(Component data from apps and pages)
· · ·
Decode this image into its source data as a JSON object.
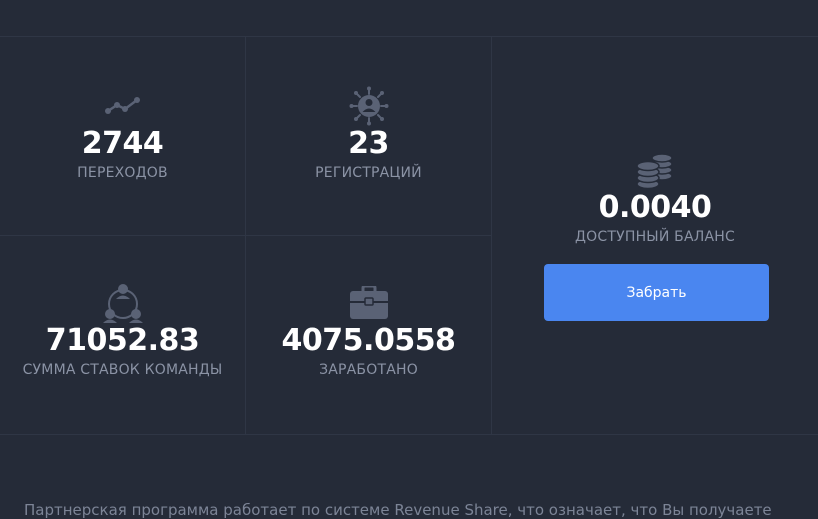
{
  "stats": {
    "clicks": {
      "value": "2744",
      "label": "ПЕРЕХОДОВ",
      "icon": "trend-line-icon"
    },
    "registrations": {
      "value": "23",
      "label": "РЕГИСТРАЦИЙ",
      "icon": "user-network-icon"
    },
    "team_bets": {
      "value": "71052.83",
      "label": "СУММА СТАВОК КОМАНДЫ",
      "icon": "team-icon"
    },
    "earned": {
      "value": "4075.0558",
      "label": "ЗАРАБОТАНО",
      "icon": "briefcase-icon"
    }
  },
  "balance": {
    "value": "0.0040",
    "label": "ДОСТУПНЫЙ БАЛАНС",
    "icon": "coins-icon",
    "button_label": "Забрать"
  },
  "footer": {
    "text": "Партнерская программа работает по системе Revenue Share, что означает, что Вы получаете"
  },
  "colors": {
    "background": "#252b38",
    "accent": "#4a86f0",
    "label": "#8b93a5",
    "icon": "#5a6275"
  }
}
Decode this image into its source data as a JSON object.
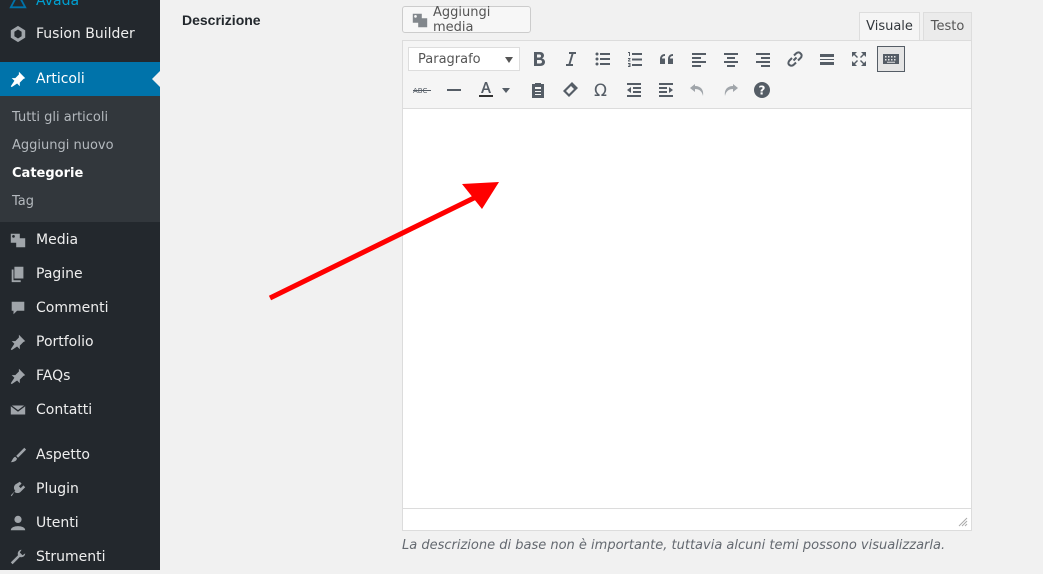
{
  "sidebar": {
    "items": [
      {
        "label": "Avada",
        "icon": "avada-icon"
      },
      {
        "label": "Fusion Builder",
        "icon": "fusion-icon"
      },
      {
        "label": "Articoli",
        "icon": "pushpin-icon",
        "active": true
      },
      {
        "label": "Media",
        "icon": "media-icon"
      },
      {
        "label": "Pagine",
        "icon": "pages-icon"
      },
      {
        "label": "Commenti",
        "icon": "comments-icon"
      },
      {
        "label": "Portfolio",
        "icon": "pushpin-icon"
      },
      {
        "label": "FAQs",
        "icon": "pushpin-icon"
      },
      {
        "label": "Contatti",
        "icon": "mail-icon"
      },
      {
        "label": "Aspetto",
        "icon": "brush-icon"
      },
      {
        "label": "Plugin",
        "icon": "plugin-icon"
      },
      {
        "label": "Utenti",
        "icon": "user-icon"
      },
      {
        "label": "Strumenti",
        "icon": "wrench-icon"
      }
    ],
    "submenu": [
      {
        "label": "Tutti gli articoli"
      },
      {
        "label": "Aggiungi nuovo"
      },
      {
        "label": "Categorie",
        "current": true
      },
      {
        "label": "Tag"
      }
    ]
  },
  "form": {
    "field_label": "Descrizione",
    "add_media_label": "Aggiungi media",
    "tab_visual": "Visuale",
    "tab_text": "Testo",
    "format_select_value": "Paragrafo",
    "description_hint": "La descrizione di base non è importante, tuttavia alcuni temi possono visualizzarla."
  },
  "colors": {
    "sidebar_bg": "#23282d",
    "submenu_bg": "#32373c",
    "active_bg": "#0073aa",
    "annotation_arrow": "#ff0000"
  }
}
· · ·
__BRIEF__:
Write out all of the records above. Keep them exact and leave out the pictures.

__YOUR SOLUTION__:
Decode this image into its source data as a JSON object.
{
  "stats": {
    "clicks": {
      "value": "2744",
      "label": "ПЕРЕХОДОВ",
      "icon": "trend-line-icon"
    },
    "registrations": {
      "value": "23",
      "label": "РЕГИСТРАЦИЙ",
      "icon": "user-network-icon"
    },
    "team_bets": {
      "value": "71052.83",
      "label": "СУММА СТАВОК КОМАНДЫ",
      "icon": "team-icon"
    },
    "earned": {
      "value": "4075.0558",
      "label": "ЗАРАБОТАНО",
      "icon": "briefcase-icon"
    }
  },
  "balance": {
    "value": "0.0040",
    "label": "ДОСТУПНЫЙ БАЛАНС",
    "icon": "coins-icon",
    "button_label": "Забрать"
  },
  "footer": {
    "text": "Партнерская программа работает по системе Revenue Share, что означает, что Вы получаете"
  },
  "colors": {
    "background": "#252b38",
    "accent": "#4a86f0",
    "label": "#8b93a5",
    "icon": "#5a6275"
  }
}
Decode this image into its source data as a JSON object.
{
  "sidebar": {
    "items": [
      {
        "label": "Avada",
        "icon": "avada-icon"
      },
      {
        "label": "Fusion Builder",
        "icon": "fusion-icon"
      },
      {
        "label": "Articoli",
        "icon": "pushpin-icon",
        "active": true
      },
      {
        "label": "Media",
        "icon": "media-icon"
      },
      {
        "label": "Pagine",
        "icon": "pages-icon"
      },
      {
        "label": "Commenti",
        "icon": "comments-icon"
      },
      {
        "label": "Portfolio",
        "icon": "pushpin-icon"
      },
      {
        "label": "FAQs",
        "icon": "pushpin-icon"
      },
      {
        "label": "Contatti",
        "icon": "mail-icon"
      },
      {
        "label": "Aspetto",
        "icon": "brush-icon"
      },
      {
        "label": "Plugin",
        "icon": "plugin-icon"
      },
      {
        "label": "Utenti",
        "icon": "user-icon"
      },
      {
        "label": "Strumenti",
        "icon": "wrench-icon"
      }
    ],
    "submenu": [
      {
        "label": "Tutti gli articoli"
      },
      {
        "label": "Aggiungi nuovo"
      },
      {
        "label": "Categorie",
        "current": true
      },
      {
        "label": "Tag"
      }
    ]
  },
  "form": {
    "field_label": "Descrizione",
    "add_media_label": "Aggiungi media",
    "tab_visual": "Visuale",
    "tab_text": "Testo",
    "format_select_value": "Paragrafo",
    "description_hint": "La descrizione di base non è importante, tuttavia alcuni temi possono visualizzarla."
  },
  "colors": {
    "sidebar_bg": "#23282d",
    "submenu_bg": "#32373c",
    "active_bg": "#0073aa",
    "annotation_arrow": "#ff0000"
  }
}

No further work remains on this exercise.